The basics: Mermaid is back in theaters for the first time in eight years, as part of Disney’s well-plotted re-release of animated movies whenever there’s a new batch of young ones (read: fresh meat) who haven’t seen them on a full-size screen. Meanwhile, the stupendously bloody Starship Troopers, directed by Paul Verhoven of Total Recall and Basic Instinct, is science fiction, a war film, a western, and a parody of propaganda, all crammed into 125 minutes.
Yes, it’s a huge reach to try and compare the two, but here I go. Both are from literature — Mermaid from a Hans Christian Anderson tale, Troopers from the 1950s Heinlein novel; both are significantly changed from their sources; and more importantly, both films are about sacrifice, and are in one way or another about growing up: from boys to men, from girls to women, and a mermaid to a human girl to…well, now that would give it away.
Mermaid was the first large-scale Disney musical to truly signal the company’s animated revival of the last decade. Good for it. Mermaid is one of the most satisfying kids’ films of the last 20 years, with a strong combination of the hip, the ironic (for a Disney film, at least) and the sincere. Like the even more accomplished Beauty and the Beast from two years later, Mermaid is a reminder of how much talent was lost when Howard Ashman, the lyricist and producer of both films and a driving force behind Little Shop of Horrors and Aladdin, died after completing Beauty.
The music is one of the best integrations of songs and story I’ve seen; do you know how hard it is to make breaking out into song seem natural? Alan Menken, on the first of many hugely popular scoring duties, at times was learning on the job, but succeeded in adding his musical voice to the Disney world.
Mermaid is about finding what you need to be fulfilled, and it conveys this in a more gentle way than the overwrought Hercules last summer. What will make Ariel a complete human being is not something her world can provide, and she must go beyond it to find happiness. This means sacrifice on her part: when she gives up her voice to be human, and her melody floats away, it’s heartbreaking. The ending has a bittersweet tinge, too, because of a loving act of sacrifice that is actually rather daring; I can’t imagine Disney ending another animated film exactly this way.

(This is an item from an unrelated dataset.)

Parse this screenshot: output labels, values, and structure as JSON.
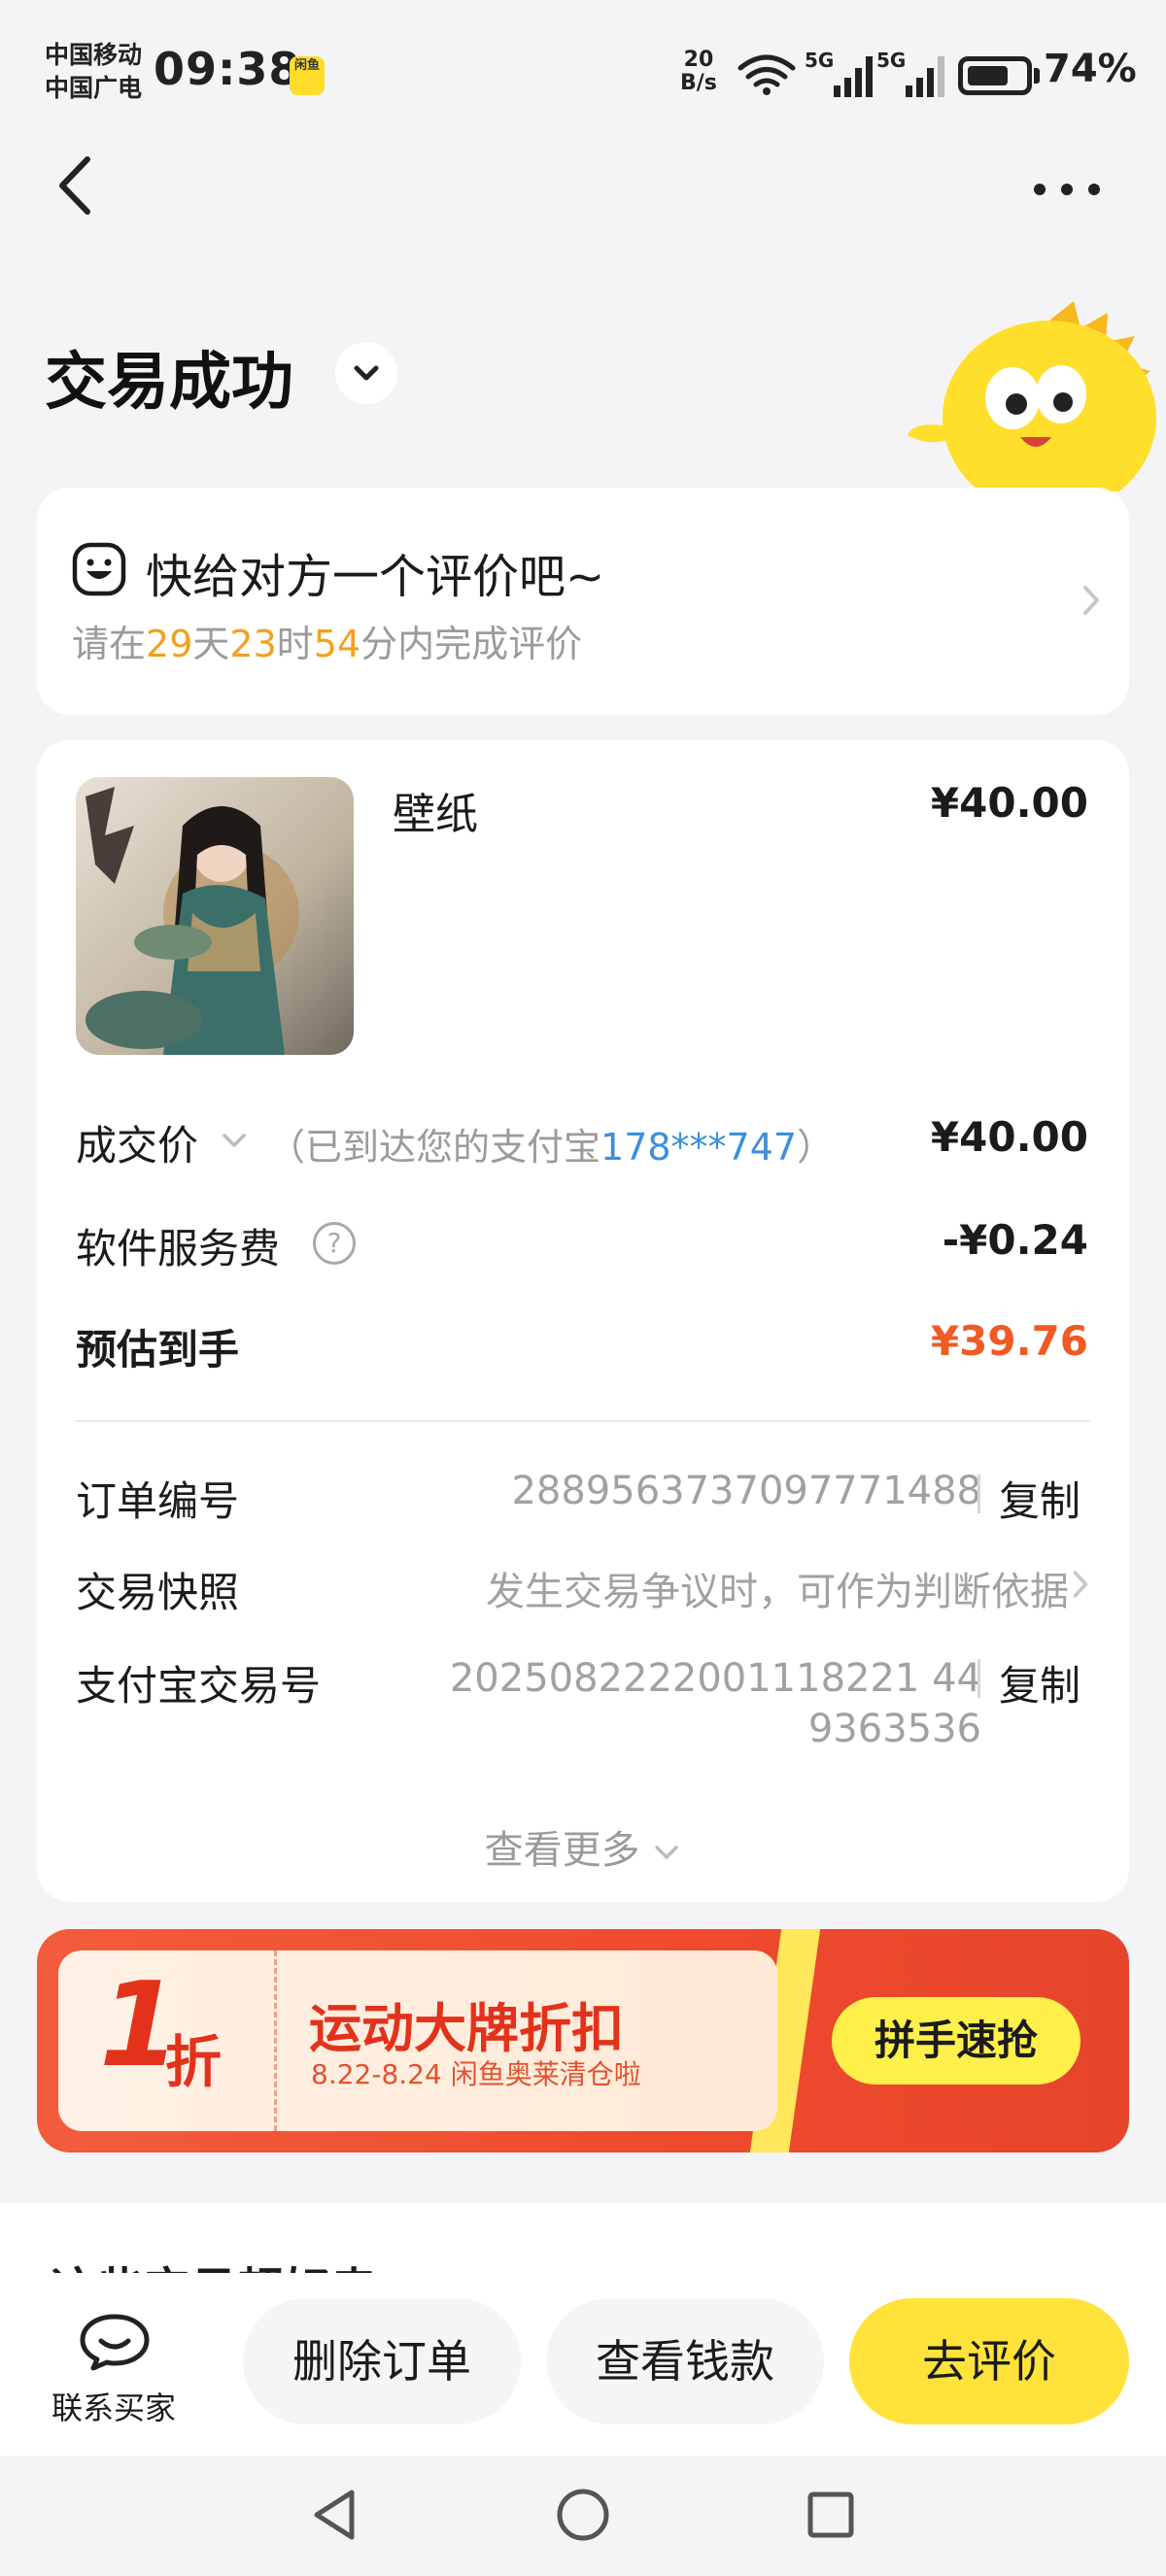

And now, there’s Starship Troopers, with some of the hugest war scenes and dismemberment scenes you’ve ever seen. A much, much different animal than Mermaid, and not at all sincere, but as a sheer, huge-scale guilty pleasure it’s… well, it’s still troubling. But that seems to be the point: Verhoven is famous for making fun of vacuous modern media (his science fiction films Robocop and Recall all parody them), and it’s almost as if he made Troopers to be a movie-long parody of propaganda: the film is structured around an Internet-styled media outlet giving the ultimate in sound-bite portrayals of the future world’s war (“Know your foe”; “Do your part”; “Would you like to know more?”)
In a fascist future where voting rights are earned through military service, an especially gorgeous bunch of young ones leaves high school and joins the armed forces to fight pillow-sized cockroaches, 10-foot-high arachnid warriors, and beetles on the scale of the AT-ATs from The Empire Strikes Back. Soldiers on both sides of the war get impaled, dismembered, torn apart, even decapitated in the nonstop bloodbath of the second half; all this is in the service of a war that’s completely ugly and pointless, as if humans joined the war simply because it was an excuse to fight (Earth is under a harmonious one-world government when the film begins, but one that’s still pretty Caucasian…). The result seems deliberately shallow, as if the entire future is a shallow one.
These two movies, separated by eight years of cinema history, showcase the ever-faster pace of movies. Sometimes this overload works like gangbusters, like the hugely entertaining The Rock, but many films today have huge pacing problems as a result. Troopers seems to have been edited down to the minimum footage needed in some sequences, and some characters appear well before they are really introduced, which is awkward in movie storytelling. This probably was over 2 ½ hours long at one point, and things seem missing. Mermaid is better able to take its time to tell its story than recent Disney fare, which stumble over themselves to fit in everything in 80 minutes (including time-outs for songs).
One of these days there will be a backlash to this sort of over-stuffing, perhaps through re-releases like Mermaid; either audiences or filmmakers will stop wanting such addled flicks, and this era’s films (from what might be remembered as The Caffeine Era) will be seen as curiosities. Meanwhile, go to the movies and marvel at how much they are like a drug fix.